[Your assignment]: Your answer should consist of the lines in the listing that hold "price".

[Input data]:
>>>

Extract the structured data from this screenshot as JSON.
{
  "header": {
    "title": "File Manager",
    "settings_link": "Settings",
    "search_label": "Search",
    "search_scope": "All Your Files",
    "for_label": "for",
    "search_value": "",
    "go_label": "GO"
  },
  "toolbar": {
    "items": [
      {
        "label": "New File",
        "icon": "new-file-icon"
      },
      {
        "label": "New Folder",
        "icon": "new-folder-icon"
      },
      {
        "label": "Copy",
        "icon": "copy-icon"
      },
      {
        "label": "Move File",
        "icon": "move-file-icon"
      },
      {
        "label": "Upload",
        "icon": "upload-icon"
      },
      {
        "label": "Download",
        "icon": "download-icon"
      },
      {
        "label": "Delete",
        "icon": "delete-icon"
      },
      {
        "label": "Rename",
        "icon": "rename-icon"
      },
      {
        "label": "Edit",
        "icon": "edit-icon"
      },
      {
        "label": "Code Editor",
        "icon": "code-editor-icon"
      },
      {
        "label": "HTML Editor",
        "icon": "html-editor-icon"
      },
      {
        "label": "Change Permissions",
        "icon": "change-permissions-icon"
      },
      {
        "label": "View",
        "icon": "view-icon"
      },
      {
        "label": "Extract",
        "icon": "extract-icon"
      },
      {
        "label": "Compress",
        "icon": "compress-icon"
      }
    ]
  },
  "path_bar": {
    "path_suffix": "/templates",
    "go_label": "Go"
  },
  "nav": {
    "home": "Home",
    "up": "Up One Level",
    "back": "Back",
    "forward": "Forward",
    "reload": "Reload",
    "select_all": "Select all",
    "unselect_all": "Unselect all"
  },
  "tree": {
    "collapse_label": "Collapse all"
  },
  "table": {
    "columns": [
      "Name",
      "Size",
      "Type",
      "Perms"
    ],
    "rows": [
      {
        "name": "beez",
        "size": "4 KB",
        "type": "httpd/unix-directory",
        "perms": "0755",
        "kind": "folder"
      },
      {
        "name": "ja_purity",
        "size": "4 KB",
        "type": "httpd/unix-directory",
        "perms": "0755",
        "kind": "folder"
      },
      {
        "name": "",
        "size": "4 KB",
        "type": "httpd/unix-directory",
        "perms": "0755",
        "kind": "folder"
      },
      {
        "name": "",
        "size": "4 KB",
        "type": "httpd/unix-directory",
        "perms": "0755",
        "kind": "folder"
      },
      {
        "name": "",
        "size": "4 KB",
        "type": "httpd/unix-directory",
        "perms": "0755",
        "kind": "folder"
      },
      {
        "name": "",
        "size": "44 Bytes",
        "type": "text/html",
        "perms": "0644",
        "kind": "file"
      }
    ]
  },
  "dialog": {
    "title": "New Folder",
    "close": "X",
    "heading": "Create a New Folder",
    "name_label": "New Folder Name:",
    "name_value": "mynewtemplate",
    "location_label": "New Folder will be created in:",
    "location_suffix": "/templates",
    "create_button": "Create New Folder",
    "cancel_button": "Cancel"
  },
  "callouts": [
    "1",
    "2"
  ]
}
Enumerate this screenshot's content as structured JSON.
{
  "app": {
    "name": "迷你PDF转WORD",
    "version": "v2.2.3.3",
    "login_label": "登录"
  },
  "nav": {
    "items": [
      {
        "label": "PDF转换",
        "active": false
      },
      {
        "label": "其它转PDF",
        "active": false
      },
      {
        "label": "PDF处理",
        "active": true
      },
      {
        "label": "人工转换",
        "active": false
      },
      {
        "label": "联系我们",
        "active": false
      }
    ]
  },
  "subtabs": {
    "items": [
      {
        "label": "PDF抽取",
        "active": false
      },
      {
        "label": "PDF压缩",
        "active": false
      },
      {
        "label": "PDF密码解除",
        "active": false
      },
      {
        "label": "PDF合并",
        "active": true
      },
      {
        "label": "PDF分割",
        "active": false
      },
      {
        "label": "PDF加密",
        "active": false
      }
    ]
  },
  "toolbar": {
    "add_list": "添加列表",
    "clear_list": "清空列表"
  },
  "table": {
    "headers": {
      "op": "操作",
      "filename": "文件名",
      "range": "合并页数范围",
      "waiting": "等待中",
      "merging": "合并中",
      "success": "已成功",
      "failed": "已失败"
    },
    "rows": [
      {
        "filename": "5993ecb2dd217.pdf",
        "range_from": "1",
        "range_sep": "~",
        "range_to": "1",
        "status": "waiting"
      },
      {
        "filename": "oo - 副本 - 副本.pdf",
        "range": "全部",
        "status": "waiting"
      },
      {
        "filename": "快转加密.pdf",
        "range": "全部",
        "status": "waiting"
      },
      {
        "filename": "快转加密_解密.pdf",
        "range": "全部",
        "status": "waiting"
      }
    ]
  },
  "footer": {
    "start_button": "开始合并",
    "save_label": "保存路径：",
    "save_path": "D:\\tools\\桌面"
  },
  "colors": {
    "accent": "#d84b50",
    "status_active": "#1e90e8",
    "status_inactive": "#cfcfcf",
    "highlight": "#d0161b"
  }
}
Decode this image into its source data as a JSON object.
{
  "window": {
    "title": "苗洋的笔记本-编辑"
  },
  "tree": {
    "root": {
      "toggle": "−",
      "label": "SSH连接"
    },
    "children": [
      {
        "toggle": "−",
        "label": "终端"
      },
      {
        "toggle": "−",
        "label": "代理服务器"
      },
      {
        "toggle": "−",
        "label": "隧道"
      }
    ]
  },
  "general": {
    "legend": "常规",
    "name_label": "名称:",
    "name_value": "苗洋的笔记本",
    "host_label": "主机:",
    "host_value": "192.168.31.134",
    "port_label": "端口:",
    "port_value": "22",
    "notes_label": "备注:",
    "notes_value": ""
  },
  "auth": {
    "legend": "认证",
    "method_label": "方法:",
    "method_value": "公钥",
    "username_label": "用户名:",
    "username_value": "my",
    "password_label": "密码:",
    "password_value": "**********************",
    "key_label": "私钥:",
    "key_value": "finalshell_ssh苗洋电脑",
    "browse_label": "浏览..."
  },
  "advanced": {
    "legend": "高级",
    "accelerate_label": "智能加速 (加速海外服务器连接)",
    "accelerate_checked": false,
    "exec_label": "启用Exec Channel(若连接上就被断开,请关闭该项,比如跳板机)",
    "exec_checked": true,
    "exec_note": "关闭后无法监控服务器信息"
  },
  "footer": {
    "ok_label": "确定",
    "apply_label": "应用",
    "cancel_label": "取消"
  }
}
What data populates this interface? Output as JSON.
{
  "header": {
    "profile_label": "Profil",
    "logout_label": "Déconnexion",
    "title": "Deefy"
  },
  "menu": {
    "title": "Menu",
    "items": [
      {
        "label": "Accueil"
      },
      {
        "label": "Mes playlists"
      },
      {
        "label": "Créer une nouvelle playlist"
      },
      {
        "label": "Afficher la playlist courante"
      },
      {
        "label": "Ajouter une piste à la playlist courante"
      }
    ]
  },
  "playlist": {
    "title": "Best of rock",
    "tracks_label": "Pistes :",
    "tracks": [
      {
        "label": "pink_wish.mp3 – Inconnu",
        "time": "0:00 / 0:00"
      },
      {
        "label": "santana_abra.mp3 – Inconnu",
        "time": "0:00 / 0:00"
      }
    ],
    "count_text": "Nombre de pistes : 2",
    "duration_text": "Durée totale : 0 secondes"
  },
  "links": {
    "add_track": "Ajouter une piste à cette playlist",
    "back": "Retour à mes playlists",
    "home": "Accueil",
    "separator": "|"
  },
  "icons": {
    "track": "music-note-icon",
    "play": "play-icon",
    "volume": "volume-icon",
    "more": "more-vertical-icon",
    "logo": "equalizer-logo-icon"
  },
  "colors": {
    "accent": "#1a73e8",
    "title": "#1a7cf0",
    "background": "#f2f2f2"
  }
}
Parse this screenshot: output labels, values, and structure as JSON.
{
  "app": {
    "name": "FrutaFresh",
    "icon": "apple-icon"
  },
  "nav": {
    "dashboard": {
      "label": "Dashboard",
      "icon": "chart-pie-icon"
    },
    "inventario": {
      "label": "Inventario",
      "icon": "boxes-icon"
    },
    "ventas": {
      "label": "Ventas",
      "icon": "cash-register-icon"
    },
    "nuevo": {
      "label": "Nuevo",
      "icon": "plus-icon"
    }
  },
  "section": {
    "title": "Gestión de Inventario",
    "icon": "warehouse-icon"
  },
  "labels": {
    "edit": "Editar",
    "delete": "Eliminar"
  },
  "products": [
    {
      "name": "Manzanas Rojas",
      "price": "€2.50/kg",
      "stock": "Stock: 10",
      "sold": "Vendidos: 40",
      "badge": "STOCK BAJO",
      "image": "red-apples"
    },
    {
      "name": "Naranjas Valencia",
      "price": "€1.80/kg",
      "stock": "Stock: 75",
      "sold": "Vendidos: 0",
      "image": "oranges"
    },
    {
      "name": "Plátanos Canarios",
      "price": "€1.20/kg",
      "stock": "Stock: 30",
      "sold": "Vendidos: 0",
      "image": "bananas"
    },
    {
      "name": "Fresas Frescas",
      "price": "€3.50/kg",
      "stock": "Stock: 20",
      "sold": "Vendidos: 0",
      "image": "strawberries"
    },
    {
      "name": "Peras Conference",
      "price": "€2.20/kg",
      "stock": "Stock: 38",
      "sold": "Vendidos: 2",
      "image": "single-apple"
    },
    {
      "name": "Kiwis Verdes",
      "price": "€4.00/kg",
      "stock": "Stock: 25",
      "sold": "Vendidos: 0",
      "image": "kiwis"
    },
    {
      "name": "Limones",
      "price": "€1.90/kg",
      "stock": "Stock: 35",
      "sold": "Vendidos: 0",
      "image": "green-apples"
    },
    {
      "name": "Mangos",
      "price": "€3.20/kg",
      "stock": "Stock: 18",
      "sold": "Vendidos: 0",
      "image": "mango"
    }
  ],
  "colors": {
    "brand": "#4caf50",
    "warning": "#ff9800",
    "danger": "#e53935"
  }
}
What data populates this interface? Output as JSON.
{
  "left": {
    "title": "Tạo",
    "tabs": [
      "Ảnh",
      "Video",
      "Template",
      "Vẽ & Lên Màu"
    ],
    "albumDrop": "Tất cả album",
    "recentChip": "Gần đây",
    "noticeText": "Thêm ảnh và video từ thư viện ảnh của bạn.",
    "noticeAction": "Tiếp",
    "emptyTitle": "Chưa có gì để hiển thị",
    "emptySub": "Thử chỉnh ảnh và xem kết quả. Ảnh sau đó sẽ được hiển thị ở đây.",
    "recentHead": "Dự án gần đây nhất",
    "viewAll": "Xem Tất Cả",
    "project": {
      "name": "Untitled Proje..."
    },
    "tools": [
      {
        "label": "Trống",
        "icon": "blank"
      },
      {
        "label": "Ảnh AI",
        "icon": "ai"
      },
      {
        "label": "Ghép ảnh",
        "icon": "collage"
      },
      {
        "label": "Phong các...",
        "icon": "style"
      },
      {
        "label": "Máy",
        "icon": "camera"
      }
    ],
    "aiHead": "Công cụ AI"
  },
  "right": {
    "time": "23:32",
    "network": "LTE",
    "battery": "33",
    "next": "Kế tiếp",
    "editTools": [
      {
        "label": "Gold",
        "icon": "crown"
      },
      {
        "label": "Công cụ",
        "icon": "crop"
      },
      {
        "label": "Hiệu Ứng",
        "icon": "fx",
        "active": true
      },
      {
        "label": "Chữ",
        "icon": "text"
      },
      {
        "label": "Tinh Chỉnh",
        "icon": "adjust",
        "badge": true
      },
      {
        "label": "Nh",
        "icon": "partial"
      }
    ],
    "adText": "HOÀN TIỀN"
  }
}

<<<

[Reply to the exercise]:
      "price": "€2.50/kg",
      "price": "€1.80/kg",
      "price": "€1.20/kg",
      "price": "€3.50/kg",
      "price": "€2.20/kg",
      "price": "€4.00/kg",
      "price": "€1.90/kg",
      "price": "€3.20/kg",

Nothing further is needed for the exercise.